I got a major sent of dents on my car recently from a side-collision with another car and have shown them in the pictures below. I managed to apply some primer and paint it myself temporarily but I was just wondering if these dents can be pulled out (at least a few of them if not everything) using a suction cup or some other economical method.

I was checking out some youtube videos and came to know that some of the techniques are suction cup, hammer-dolly, putty-filler, metal replacement. Door replacement is out of question for me and putty-filler looks like it requires a lot of professional equipment so I am down to two: suction cup and hammer-dolly.

Does anyone have an advice please?

http://img534.imageshack.us/img534/9617/img20110709170351.jpg http://img33.imageshack.us/img33/69/img20110709170409.jpg http://img854.imageshack.us/img854/5691/img20110709170427.jpg

2 Answers 2


Only an old-time expert bodyman could fix those dents with traditional techniques like hammer and dolly and heat to shrink the metal. However, the amount of skill and experience needed is on the order of master craftsman, not novice.

A modern pro would replace the door or re-skin it.

To answer your question, your best bet is to hammer down the high-spots and fill with plastic filler, and sand down. This is your only real option. You can do it with only hand tools and rattle-can paint, and you can actually get professional results if you are meticulous and you use the tools correctly. I'm not saying it's easy, but it's possible.

  • +1 Thank you for the reply. Would you have some information on the plastic fillers that are to be used for this purpose? I googled but am finding small tubes.
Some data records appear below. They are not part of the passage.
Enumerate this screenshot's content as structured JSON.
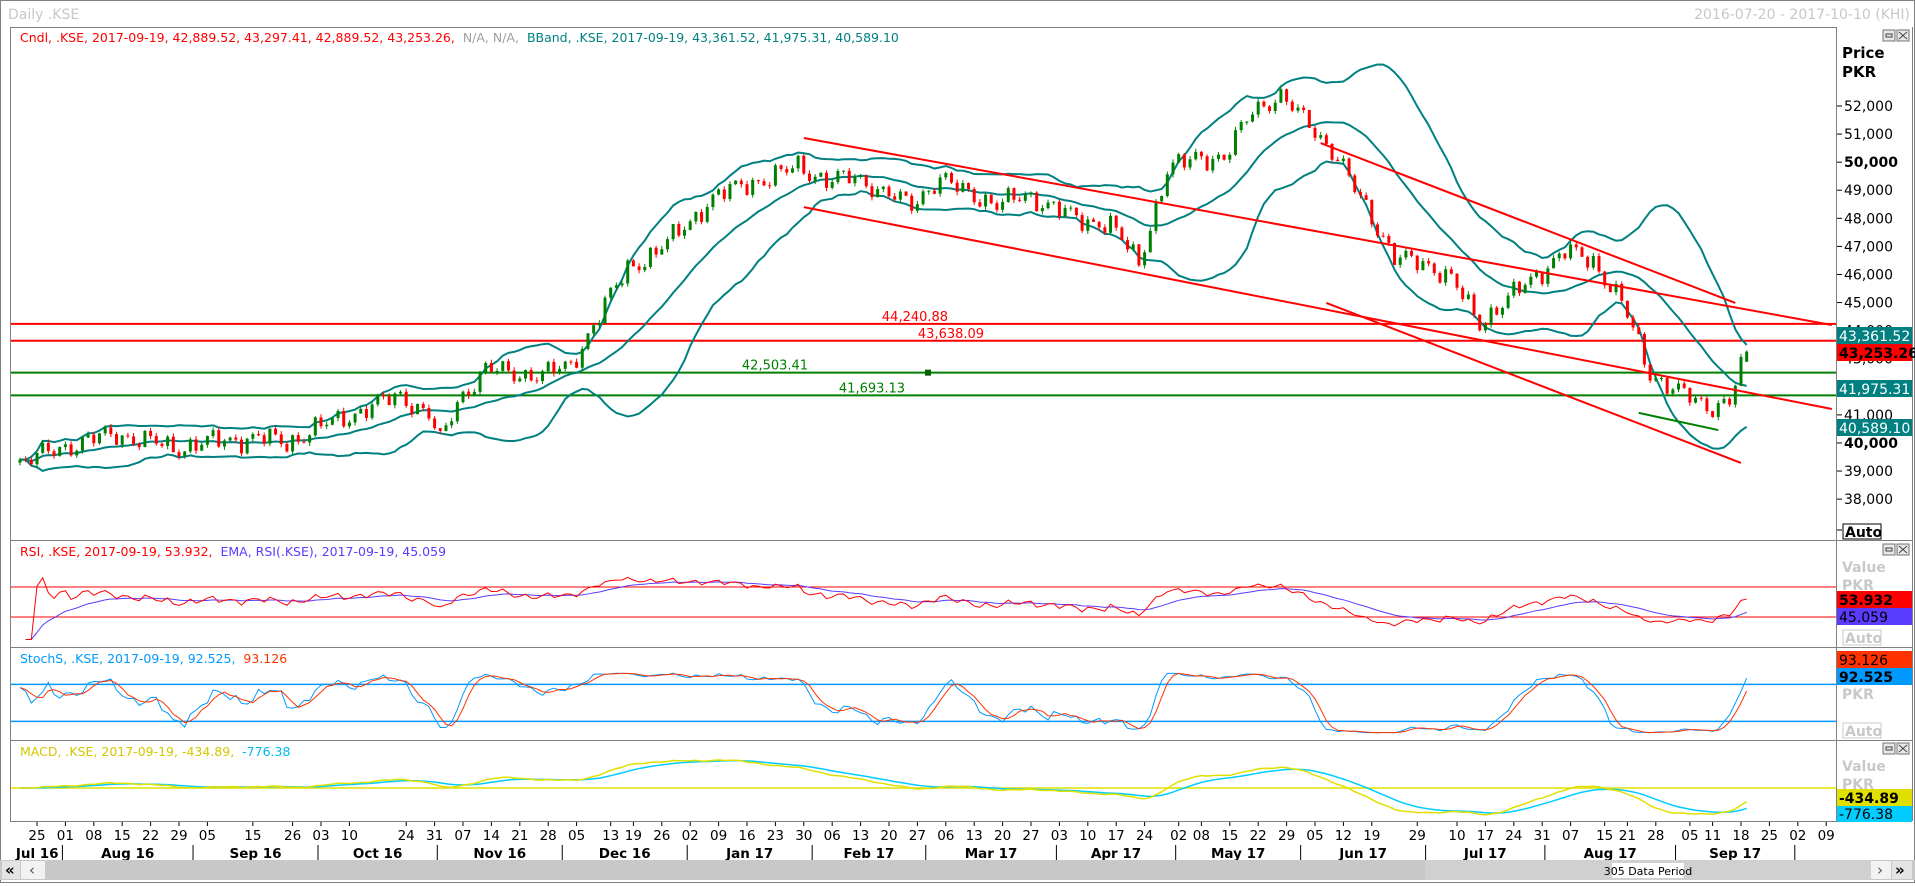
{
  "window": {
    "title": "Daily .KSE",
    "date_range": "2016-07-20 - 2017-10-10 (KHI)"
  },
  "main_pane": {
    "legend": {
      "candle": "Cndl, .KSE, 2017-09-19, 42,889.52, 43,297.41, 42,889.52, 43,253.26,",
      "na": "N/A, N/A,",
      "bband": "BBand, .KSE, 2017-09-19, 43,361.52, 41,975.31, 40,589.10"
    },
    "axis_title": "Price",
    "axis_unit": "PKR",
    "auto_label": "Auto",
    "value_boxes": {
      "bb_upper": "43,361.52",
      "last": "43,253.26",
      "bb_mid": "41,975.31",
      "bb_lower": "40,589.10"
    },
    "hlines": [
      {
        "label": "44,240.88",
        "value": 44240.88,
        "color": "#ff0000"
      },
      {
        "label": "43,638.09",
        "value": 43638.09,
        "color": "#ff0000"
      },
      {
        "label": "42,503.41",
        "value": 42503.41,
        "color": "#008000"
      },
      {
        "label": "41,693.13",
        "value": 41693.13,
        "color": "#008000"
      }
    ]
  },
  "rsi_pane": {
    "legend_rsi": "RSI, .KSE, 2017-09-19, 53.932,",
    "legend_ema": "EMA, RSI(.KSE), 2017-09-19, 45.059",
    "axis_title": "Value",
    "axis_unit": "PKR",
    "auto_label": "Auto",
    "rsi_value": "53.932",
    "ema_value": "45.059",
    "levels": [
      70,
      30
    ]
  },
  "stoch_pane": {
    "legend_k": "StochS, .KSE, 2017-09-19, 92.525,",
    "legend_d": "93.126",
    "axis_unit": "PKR",
    "auto_label": "Auto",
    "d_value": "93.126",
    "k_value": "92.525",
    "levels": [
      80,
      20
    ]
  },
  "macd_pane": {
    "legend_macd": "MACD, .KSE, 2017-09-19, -434.89,",
    "legend_signal": "-776.38",
    "axis_title": "Value",
    "axis_unit": "PKR",
    "macd_value": "-434.89",
    "signal_value": "-776.38"
  },
  "scrollbar": {
    "label": "305 Data Period",
    "first": "«",
    "prev": "‹",
    "next": "›",
    "last": "»"
  },
  "colors": {
    "up": "#008000",
    "down": "#ff0000",
    "bband": "#008080",
    "trend": "#ff0000",
    "support": "#008000",
    "rsi": "#ff0000",
    "ema": "#5a3cff",
    "stoch_k": "#0099ff",
    "stoch_d": "#ff3300",
    "macd": "#e0e000",
    "signal": "#00ccff"
  },
  "chart_data": {
    "type": "candlestick",
    "symbol": ".KSE",
    "period": "Daily",
    "xlim": [
      "2016-07-20",
      "2017-10-10"
    ],
    "ylim": [
      37300,
      53700
    ],
    "y_ticks": [
      {
        "value": 38000,
        "label": "38,000"
      },
      {
        "value": 39000,
        "label": "39,000"
      },
      {
        "value": 40000,
        "label": "40,000",
        "bold": true
      },
      {
        "value": 41000,
        "label": "41,000"
      },
      {
        "value": 42000,
        "label": "42,000"
      },
      {
        "value": 43000,
        "label": "43,000"
      },
      {
        "value": 44000,
        "label": "44,000"
      },
      {
        "value": 45000,
        "label": "45,000"
      },
      {
        "value": 46000,
        "label": "46,000"
      },
      {
        "value": 47000,
        "label": "47,000"
      },
      {
        "value": 48000,
        "label": "48,000"
      },
      {
        "value": 49000,
        "label": "49,000"
      },
      {
        "value": 50000,
        "label": "50,000",
        "bold": true
      },
      {
        "value": 51000,
        "label": "51,000"
      },
      {
        "value": 52000,
        "label": "52,000"
      }
    ],
    "last_candle": {
      "date": "2017-09-19",
      "open": 42889.52,
      "high": 43297.41,
      "low": 42889.52,
      "close": 43253.26
    },
    "close_path": [
      [
        "2016-07-20",
        39300
      ],
      [
        "2016-07-29",
        39800
      ],
      [
        "2016-08-05",
        40100
      ],
      [
        "2016-08-12",
        40300
      ],
      [
        "2016-08-19",
        40100
      ],
      [
        "2016-08-26",
        39800
      ],
      [
        "2016-09-02",
        40000
      ],
      [
        "2016-09-09",
        40100
      ],
      [
        "2016-09-16",
        40200
      ],
      [
        "2016-09-23",
        40000
      ],
      [
        "2016-09-30",
        40500
      ],
      [
        "2016-10-07",
        40900
      ],
      [
        "2016-10-14",
        41300
      ],
      [
        "2016-10-21",
        41700
      ],
      [
        "2016-10-28",
        41000
      ],
      [
        "2016-11-01",
        40000
      ],
      [
        "2016-11-04",
        41500
      ],
      [
        "2016-11-11",
        42600
      ],
      [
        "2016-11-18",
        42500
      ],
      [
        "2016-11-25",
        42400
      ],
      [
        "2016-12-02",
        42800
      ],
      [
        "2016-12-09",
        44500
      ],
      [
        "2016-12-16",
        46300
      ],
      [
        "2016-12-23",
        46700
      ],
      [
        "2016-12-30",
        47800
      ],
      [
        "2017-01-06",
        48600
      ],
      [
        "2017-01-13",
        49300
      ],
      [
        "2017-01-20",
        49300
      ],
      [
        "2017-01-27",
        50000
      ],
      [
        "2017-02-03",
        49200
      ],
      [
        "2017-02-10",
        49600
      ],
      [
        "2017-02-17",
        48800
      ],
      [
        "2017-02-24",
        48600
      ],
      [
        "2017-03-03",
        49300
      ],
      [
        "2017-03-10",
        49000
      ],
      [
        "2017-03-17",
        48400
      ],
      [
        "2017-03-24",
        48900
      ],
      [
        "2017-03-31",
        48300
      ],
      [
        "2017-04-07",
        48000
      ],
      [
        "2017-04-14",
        47700
      ],
      [
        "2017-04-21",
        46500
      ],
      [
        "2017-04-28",
        49600
      ],
      [
        "2017-05-05",
        50300
      ],
      [
        "2017-05-12",
        50000
      ],
      [
        "2017-05-19",
        52000
      ],
      [
        "2017-05-26",
        52200
      ],
      [
        "2017-06-02",
        51500
      ],
      [
        "2017-06-09",
        50000
      ],
      [
        "2017-06-16",
        48500
      ],
      [
        "2017-06-23",
        46500
      ],
      [
        "2017-06-30",
        46500
      ],
      [
        "2017-07-07",
        45800
      ],
      [
        "2017-07-14",
        44300
      ],
      [
        "2017-07-21",
        45100
      ],
      [
        "2017-07-28",
        46000
      ],
      [
        "2017-08-04",
        46800
      ],
      [
        "2017-08-11",
        46500
      ],
      [
        "2017-08-18",
        45000
      ],
      [
        "2017-08-25",
        42500
      ],
      [
        "2017-09-01",
        41800
      ],
      [
        "2017-09-08",
        41300
      ],
      [
        "2017-09-14",
        41500
      ],
      [
        "2017-09-19",
        43253.26
      ]
    ],
    "trendlines": [
      {
        "from": [
          "2017-01-30",
          50860
        ],
        "to": [
          "2017-10-10",
          44200
        ],
        "color": "#ff0000"
      },
      {
        "from": [
          "2017-01-30",
          48400
        ],
        "to": [
          "2017-10-10",
          41210
        ],
        "color": "#ff0000"
      },
      {
        "from": [
          "2017-06-06",
          50680
        ],
        "to": [
          "2017-09-15",
          44985
        ],
        "color": "#ff0000"
      },
      {
        "from": [
          "2017-06-07",
          44985
        ],
        "to": [
          "2017-09-18",
          39290
        ],
        "color": "#ff0000"
      },
      {
        "from": [
          "2017-08-23",
          41070
        ],
        "to": [
          "2017-09-12",
          40460
        ],
        "color": "#008000"
      }
    ],
    "x_ticks": [
      [
        "2016-07-25",
        "25"
      ],
      [
        "2016-08-01",
        "01"
      ],
      [
        "2016-08-08",
        "08"
      ],
      [
        "2016-08-15",
        "15"
      ],
      [
        "2016-08-22",
        "22"
      ],
      [
        "2016-08-29",
        "29"
      ],
      [
        "2016-09-05",
        "05"
      ],
      [
        "2016-09-15",
        "15"
      ],
      [
        "2016-09-26",
        "26"
      ],
      [
        "2016-10-03",
        "03"
      ],
      [
        "2016-10-10",
        "10"
      ],
      [
        "2016-10-24",
        "24"
      ],
      [
        "2016-10-31",
        "31"
      ],
      [
        "2016-11-07",
        "07"
      ],
      [
        "2016-11-14",
        "14"
      ],
      [
        "2016-11-21",
        "21"
      ],
      [
        "2016-11-28",
        "28"
      ],
      [
        "2016-12-05",
        "05"
      ],
      [
        "2016-12-13",
        "13"
      ],
      [
        "2016-12-19",
        "19"
      ],
      [
        "2016-12-26",
        "26"
      ],
      [
        "2017-01-02",
        "02"
      ],
      [
        "2017-01-09",
        "09"
      ],
      [
        "2017-01-16",
        "16"
      ],
      [
        "2017-01-23",
        "23"
      ],
      [
        "2017-01-30",
        "30"
      ],
      [
        "2017-02-06",
        "06"
      ],
      [
        "2017-02-13",
        "13"
      ],
      [
        "2017-02-20",
        "20"
      ],
      [
        "2017-02-27",
        "27"
      ],
      [
        "2017-03-06",
        "06"
      ],
      [
        "2017-03-13",
        "13"
      ],
      [
        "2017-03-20",
        "20"
      ],
      [
        "2017-03-27",
        "27"
      ],
      [
        "2017-04-03",
        "03"
      ],
      [
        "2017-04-10",
        "10"
      ],
      [
        "2017-04-17",
        "17"
      ],
      [
        "2017-04-24",
        "24"
      ],
      [
        "2017-05-02",
        "02"
      ],
      [
        "2017-05-08",
        "08"
      ],
      [
        "2017-05-15",
        "15"
      ],
      [
        "2017-05-22",
        "22"
      ],
      [
        "2017-05-29",
        "29"
      ],
      [
        "2017-06-05",
        "05"
      ],
      [
        "2017-06-12",
        "12"
      ],
      [
        "2017-06-19",
        "19"
      ],
      [
        "2017-06-29",
        "29"
      ],
      [
        "2017-07-10",
        "10"
      ],
      [
        "2017-07-17",
        "17"
      ],
      [
        "2017-07-24",
        "24"
      ],
      [
        "2017-07-31",
        "31"
      ],
      [
        "2017-08-07",
        "07"
      ],
      [
        "2017-08-15",
        "15"
      ],
      [
        "2017-08-21",
        "21"
      ],
      [
        "2017-08-28",
        "28"
      ],
      [
        "2017-09-05",
        "05"
      ],
      [
        "2017-09-11",
        "11"
      ],
      [
        "2017-09-18",
        "18"
      ],
      [
        "2017-09-25",
        "25"
      ],
      [
        "2017-10-02",
        "02"
      ],
      [
        "2017-10-09",
        "09"
      ]
    ],
    "months": [
      [
        "2016-07-20",
        "Jul 16"
      ],
      [
        "2016-08-01",
        "Aug 16"
      ],
      [
        "2016-09-01",
        "Sep 16"
      ],
      [
        "2016-10-03",
        "Oct 16"
      ],
      [
        "2016-11-01",
        "Nov 16"
      ],
      [
        "2016-12-01",
        "Dec 16"
      ],
      [
        "2017-01-02",
        "Jan 17"
      ],
      [
        "2017-02-01",
        "Feb 17"
      ],
      [
        "2017-03-01",
        "Mar 17"
      ],
      [
        "2017-04-03",
        "Apr 17"
      ],
      [
        "2017-05-02",
        "May 17"
      ],
      [
        "2017-06-01",
        "Jun 17"
      ],
      [
        "2017-07-03",
        "Jul 17"
      ],
      [
        "2017-08-01",
        "Aug 17"
      ],
      [
        "2017-09-01",
        "Sep 17"
      ],
      [
        "2017-10-02",
        ""
      ]
    ]
  }
}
Did you mean these?
    – Legend
    Jul 10, 2011 at 6:33

Another trick you can try for smaller dents where the metal isn't actually creased, is the heat/cold method - heat the panel with a hair dryer or similar, then quickly cool it with a freezer spray (or a compressed air can held upside-down). The theory is that the sudden shock of the cold will cause the metal to contract and pop back into shape.

If you can get at the inside of the panel you ought to be able to pop them out with a bodywork hammer - as JCC says you will never get a professional job without years of experience, but you ought to be able to get it close enough to finish off with filler.


You must log in to answer this question.

Not the answer you're looking for? Browse other questions tagged .